The product in store was looking pretty strong, very much the chinos, Oxford, chunky knit and sturdy shoe/boot look, which was on trend for AW11. There is still some of the same old crap like the revolting PU flight bags, but I suppose they are a necessary evil for a brand that has to be commercial and bring home the dollars. I liked the new ticketing, however I took exception to the ‘Designed in London’ slogan. I wasn’t born yesterday, loads of crap is designed in London every day and then the production is outsourced to the Far East and your wool-blend cardigan is no different so don’t try and kid me on.

They have just dropped their pre-SS12 collection and a stand out piece is their cotton crew neck knitted sweater. I like the neckline, it looks a little higher than a standard crew neck, a bit more ‘fisherman’ inspired with the textured detailing and thick ribbing.

After what appears to be a pretty successful overhaul, I’m predicting bigger and better things from Ben Sherman as the seasons go on.

Yesterday the above landed in my inbox.

It caused me great offence. This is the second email I’ve had from Hollister that has made me wince with distain and discomfort at their marketing strategy which appears to be: ‘whore out pre-pubescent teenage boys in exchange for an unbearably inflated ego and a few quid in an attempt to drive the rabid hoards of slavering girls to distraction hence putting their boyfriends into a jealous decline so that they feel their only hope is to buy Hollister to emulate said badly airbrushed, fake tanned, ‘noughties’ highlighted, pre-pubescent, Hollister model. The girls will then proceed to deck themselves out in the brand because you simply aren’t going to snare yourself a Hollister dude, without being a head to toe Hollister Betty!’

There must be a string of guys round the block who actually like Hollister enough, have been on the protein shakes, queuing up, ready and raring to demean themselves by standing shirtless in a shopping centre pretending to be a ‘hot lifeguard’. I’m baffled. Instead of the expected revulsion and cynical reaction the kids now days are actually lapping this shit up! Or are they?
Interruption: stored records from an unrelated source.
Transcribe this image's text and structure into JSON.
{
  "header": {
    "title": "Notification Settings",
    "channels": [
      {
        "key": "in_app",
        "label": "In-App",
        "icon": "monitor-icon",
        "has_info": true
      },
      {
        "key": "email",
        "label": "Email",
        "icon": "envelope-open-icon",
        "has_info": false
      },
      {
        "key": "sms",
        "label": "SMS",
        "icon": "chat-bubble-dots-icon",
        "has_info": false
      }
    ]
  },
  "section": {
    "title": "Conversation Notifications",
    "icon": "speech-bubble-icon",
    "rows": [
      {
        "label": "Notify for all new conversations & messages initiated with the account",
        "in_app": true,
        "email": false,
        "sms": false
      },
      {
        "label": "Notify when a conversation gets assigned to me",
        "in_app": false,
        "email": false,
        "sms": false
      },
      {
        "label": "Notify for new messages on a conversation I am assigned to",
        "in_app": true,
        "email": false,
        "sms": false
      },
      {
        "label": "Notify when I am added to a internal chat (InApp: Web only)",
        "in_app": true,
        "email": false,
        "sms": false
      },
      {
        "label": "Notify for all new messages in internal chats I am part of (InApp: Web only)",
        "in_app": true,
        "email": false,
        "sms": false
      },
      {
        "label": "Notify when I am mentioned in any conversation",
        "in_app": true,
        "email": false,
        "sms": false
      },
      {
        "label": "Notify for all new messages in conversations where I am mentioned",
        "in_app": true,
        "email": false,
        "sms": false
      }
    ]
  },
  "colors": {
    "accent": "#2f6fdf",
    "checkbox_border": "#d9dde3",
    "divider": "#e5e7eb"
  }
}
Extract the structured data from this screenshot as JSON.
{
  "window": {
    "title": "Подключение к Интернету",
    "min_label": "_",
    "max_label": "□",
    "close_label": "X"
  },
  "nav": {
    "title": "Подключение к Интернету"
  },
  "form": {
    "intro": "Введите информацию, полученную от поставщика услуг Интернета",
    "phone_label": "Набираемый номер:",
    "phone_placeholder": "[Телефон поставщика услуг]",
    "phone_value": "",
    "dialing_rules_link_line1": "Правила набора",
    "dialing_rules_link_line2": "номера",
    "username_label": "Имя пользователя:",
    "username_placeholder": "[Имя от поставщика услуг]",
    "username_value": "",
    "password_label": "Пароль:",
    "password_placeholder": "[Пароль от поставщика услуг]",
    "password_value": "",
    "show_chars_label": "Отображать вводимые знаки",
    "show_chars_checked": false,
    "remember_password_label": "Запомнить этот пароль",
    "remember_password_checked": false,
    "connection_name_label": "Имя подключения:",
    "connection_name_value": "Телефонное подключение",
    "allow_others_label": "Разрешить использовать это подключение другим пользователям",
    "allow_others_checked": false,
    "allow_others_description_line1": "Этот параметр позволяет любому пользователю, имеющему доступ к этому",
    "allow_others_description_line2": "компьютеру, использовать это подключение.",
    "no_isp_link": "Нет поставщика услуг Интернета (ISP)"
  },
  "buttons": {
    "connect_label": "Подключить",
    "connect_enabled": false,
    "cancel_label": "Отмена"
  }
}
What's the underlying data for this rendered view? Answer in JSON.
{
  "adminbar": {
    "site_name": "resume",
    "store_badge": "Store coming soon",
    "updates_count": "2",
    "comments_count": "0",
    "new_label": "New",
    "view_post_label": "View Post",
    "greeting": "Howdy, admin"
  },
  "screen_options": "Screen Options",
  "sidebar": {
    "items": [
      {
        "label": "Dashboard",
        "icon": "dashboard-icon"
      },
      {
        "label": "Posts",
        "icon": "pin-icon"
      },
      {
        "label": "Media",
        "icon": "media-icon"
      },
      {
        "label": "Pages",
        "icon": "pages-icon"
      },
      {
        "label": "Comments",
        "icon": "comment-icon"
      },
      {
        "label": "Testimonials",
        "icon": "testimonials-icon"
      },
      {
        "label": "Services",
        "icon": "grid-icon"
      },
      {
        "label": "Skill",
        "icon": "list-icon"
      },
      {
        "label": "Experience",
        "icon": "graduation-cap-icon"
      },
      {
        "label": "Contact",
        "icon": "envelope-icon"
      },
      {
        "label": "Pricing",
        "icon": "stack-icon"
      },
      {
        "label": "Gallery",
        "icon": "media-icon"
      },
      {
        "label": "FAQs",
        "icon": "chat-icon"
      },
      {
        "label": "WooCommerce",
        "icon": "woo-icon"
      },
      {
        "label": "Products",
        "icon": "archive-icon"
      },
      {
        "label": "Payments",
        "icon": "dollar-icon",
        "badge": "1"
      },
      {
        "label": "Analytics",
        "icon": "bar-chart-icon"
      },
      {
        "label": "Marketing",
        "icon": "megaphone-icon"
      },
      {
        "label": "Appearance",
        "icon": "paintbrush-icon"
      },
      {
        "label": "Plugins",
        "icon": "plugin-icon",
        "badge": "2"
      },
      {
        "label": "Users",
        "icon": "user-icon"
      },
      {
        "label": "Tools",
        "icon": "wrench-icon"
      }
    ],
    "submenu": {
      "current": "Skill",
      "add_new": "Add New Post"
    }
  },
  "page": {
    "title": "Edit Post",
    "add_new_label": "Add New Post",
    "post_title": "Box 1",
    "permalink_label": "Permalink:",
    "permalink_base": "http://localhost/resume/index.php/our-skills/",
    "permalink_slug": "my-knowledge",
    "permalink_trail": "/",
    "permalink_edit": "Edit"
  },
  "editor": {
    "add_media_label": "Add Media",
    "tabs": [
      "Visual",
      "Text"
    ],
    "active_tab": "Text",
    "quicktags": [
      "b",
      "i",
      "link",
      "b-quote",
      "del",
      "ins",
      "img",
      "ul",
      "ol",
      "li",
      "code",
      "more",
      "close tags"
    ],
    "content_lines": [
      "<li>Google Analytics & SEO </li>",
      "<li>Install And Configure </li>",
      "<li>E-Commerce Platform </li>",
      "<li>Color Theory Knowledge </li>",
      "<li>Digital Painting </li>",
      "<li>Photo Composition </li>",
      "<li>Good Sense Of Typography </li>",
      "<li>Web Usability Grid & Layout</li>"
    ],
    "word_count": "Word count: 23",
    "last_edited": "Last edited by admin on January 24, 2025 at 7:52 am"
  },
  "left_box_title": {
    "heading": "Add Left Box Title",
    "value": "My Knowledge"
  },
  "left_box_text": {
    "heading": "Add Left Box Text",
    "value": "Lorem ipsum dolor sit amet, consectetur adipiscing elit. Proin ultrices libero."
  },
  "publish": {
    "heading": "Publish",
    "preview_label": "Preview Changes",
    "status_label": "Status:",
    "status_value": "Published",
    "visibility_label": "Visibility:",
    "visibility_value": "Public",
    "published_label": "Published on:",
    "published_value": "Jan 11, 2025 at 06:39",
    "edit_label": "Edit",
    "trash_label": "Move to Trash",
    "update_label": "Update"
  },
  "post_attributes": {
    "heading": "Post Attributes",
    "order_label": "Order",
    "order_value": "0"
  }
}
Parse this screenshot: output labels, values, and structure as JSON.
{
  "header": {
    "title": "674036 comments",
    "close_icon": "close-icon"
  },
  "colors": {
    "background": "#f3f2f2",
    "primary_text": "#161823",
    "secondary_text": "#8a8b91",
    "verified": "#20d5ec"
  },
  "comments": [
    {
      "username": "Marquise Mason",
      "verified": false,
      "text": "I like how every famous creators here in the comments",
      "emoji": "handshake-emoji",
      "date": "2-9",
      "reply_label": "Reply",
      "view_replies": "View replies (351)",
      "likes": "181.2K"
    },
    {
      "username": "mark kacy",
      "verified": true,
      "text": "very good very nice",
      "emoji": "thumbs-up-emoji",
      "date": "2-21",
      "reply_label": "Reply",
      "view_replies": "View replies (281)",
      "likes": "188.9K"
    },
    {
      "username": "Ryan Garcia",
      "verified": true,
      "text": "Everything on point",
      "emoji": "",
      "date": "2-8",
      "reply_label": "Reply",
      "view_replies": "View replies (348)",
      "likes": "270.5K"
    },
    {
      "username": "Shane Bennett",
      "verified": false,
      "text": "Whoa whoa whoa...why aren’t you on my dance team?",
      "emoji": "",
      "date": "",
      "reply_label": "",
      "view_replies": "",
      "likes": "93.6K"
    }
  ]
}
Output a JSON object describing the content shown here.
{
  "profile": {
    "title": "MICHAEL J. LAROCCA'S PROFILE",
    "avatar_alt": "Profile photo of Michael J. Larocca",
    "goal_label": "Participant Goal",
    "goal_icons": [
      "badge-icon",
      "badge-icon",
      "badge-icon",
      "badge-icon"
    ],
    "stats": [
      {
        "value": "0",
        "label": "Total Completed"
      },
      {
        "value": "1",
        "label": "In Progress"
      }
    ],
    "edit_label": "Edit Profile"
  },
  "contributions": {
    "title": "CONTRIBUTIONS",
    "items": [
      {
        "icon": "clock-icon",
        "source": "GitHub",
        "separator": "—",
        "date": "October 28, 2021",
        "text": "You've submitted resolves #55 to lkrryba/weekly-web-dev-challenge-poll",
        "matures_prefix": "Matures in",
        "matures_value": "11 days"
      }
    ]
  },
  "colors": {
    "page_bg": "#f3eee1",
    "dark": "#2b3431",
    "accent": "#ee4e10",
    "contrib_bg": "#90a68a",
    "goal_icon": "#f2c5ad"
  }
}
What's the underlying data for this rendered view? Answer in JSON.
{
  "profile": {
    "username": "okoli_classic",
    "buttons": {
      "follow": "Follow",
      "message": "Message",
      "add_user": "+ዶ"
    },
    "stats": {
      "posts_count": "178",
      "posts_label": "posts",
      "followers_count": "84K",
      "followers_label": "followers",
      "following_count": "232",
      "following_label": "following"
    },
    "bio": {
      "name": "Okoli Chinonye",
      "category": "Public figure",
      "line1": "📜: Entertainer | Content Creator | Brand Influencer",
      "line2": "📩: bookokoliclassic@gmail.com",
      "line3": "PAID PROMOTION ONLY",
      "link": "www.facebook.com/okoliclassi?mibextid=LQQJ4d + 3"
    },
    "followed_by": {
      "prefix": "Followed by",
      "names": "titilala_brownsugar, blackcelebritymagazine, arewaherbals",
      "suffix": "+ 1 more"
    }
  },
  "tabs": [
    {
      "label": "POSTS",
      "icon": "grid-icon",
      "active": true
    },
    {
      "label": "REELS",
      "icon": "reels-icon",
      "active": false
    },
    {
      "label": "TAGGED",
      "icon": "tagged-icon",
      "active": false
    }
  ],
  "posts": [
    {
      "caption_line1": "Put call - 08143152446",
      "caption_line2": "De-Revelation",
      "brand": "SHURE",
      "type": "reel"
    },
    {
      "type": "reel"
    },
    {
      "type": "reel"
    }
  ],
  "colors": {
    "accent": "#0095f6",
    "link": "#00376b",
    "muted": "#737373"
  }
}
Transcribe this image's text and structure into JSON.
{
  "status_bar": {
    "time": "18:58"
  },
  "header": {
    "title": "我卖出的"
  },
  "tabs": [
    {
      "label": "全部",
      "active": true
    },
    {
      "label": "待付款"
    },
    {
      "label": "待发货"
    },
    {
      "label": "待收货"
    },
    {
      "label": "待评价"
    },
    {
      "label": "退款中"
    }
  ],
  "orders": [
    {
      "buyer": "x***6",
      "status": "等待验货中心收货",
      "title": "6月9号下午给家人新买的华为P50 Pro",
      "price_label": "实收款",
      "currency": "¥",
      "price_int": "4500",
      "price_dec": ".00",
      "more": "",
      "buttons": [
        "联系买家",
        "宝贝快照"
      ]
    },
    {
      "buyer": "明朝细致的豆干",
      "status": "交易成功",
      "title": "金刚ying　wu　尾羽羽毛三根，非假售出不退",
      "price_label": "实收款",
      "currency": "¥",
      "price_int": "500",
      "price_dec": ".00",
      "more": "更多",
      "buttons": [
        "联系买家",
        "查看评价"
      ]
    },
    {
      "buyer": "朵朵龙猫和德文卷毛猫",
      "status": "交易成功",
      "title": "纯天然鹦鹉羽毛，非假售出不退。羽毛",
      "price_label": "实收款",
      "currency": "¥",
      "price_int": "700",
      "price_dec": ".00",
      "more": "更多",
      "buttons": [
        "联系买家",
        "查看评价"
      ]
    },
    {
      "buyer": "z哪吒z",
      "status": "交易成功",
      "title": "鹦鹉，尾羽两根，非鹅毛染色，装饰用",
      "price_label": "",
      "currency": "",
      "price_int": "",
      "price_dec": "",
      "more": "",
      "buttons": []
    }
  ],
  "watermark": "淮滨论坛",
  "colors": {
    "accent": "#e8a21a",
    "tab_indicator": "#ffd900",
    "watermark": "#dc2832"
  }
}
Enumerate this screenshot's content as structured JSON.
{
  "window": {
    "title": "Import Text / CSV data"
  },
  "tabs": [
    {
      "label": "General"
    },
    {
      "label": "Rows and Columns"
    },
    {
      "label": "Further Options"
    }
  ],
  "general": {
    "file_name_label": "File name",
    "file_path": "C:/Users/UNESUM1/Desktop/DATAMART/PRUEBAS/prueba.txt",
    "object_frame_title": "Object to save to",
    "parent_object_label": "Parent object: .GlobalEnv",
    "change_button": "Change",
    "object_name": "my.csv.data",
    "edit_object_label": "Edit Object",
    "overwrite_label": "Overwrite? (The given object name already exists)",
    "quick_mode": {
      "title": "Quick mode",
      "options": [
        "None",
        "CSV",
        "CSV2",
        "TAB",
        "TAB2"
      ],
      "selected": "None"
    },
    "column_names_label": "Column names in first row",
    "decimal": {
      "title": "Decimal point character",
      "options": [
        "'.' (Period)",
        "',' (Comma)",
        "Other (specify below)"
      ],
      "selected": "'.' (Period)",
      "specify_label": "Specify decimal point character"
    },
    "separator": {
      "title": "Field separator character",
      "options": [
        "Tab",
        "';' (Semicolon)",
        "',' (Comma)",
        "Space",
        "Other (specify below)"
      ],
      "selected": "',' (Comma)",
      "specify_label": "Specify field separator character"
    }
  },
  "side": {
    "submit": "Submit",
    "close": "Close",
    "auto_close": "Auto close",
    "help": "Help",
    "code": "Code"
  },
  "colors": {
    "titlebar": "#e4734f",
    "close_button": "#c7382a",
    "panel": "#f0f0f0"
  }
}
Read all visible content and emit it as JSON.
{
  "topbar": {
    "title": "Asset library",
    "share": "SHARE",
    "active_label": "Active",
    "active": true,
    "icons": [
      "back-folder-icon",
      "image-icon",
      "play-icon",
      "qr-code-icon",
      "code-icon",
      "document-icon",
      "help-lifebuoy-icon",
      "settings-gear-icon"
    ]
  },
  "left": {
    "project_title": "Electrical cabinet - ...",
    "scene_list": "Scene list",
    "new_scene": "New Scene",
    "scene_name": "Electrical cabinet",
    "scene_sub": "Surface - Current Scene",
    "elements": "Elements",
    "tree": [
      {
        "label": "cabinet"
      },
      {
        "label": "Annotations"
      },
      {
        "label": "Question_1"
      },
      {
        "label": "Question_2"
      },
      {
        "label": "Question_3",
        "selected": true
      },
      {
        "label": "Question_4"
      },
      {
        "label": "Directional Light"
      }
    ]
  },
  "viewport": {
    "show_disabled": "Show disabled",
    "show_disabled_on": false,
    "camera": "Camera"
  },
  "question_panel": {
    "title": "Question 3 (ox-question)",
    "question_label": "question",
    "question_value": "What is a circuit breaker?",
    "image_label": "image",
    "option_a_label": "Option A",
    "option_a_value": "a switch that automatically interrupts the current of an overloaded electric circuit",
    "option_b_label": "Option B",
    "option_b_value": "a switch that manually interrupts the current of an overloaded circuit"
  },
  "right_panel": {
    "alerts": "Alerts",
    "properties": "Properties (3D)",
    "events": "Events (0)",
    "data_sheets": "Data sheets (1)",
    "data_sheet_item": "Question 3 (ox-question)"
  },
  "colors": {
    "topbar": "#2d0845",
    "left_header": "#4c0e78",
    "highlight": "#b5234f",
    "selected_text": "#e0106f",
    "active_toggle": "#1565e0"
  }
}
We’ll it must be working to an extent for the brand as they haven’t revised their strategy and seem to have an  abundance of money to throw into their shop fits which, at least from the outside, look pretty impressive. Once, I hasten to admit, I even thought about popping in to check the place out, however after their recent online campaign, with its faint whiff of paedophilia, I think I’ll be steering well clear and leaving it to the 13 year olds.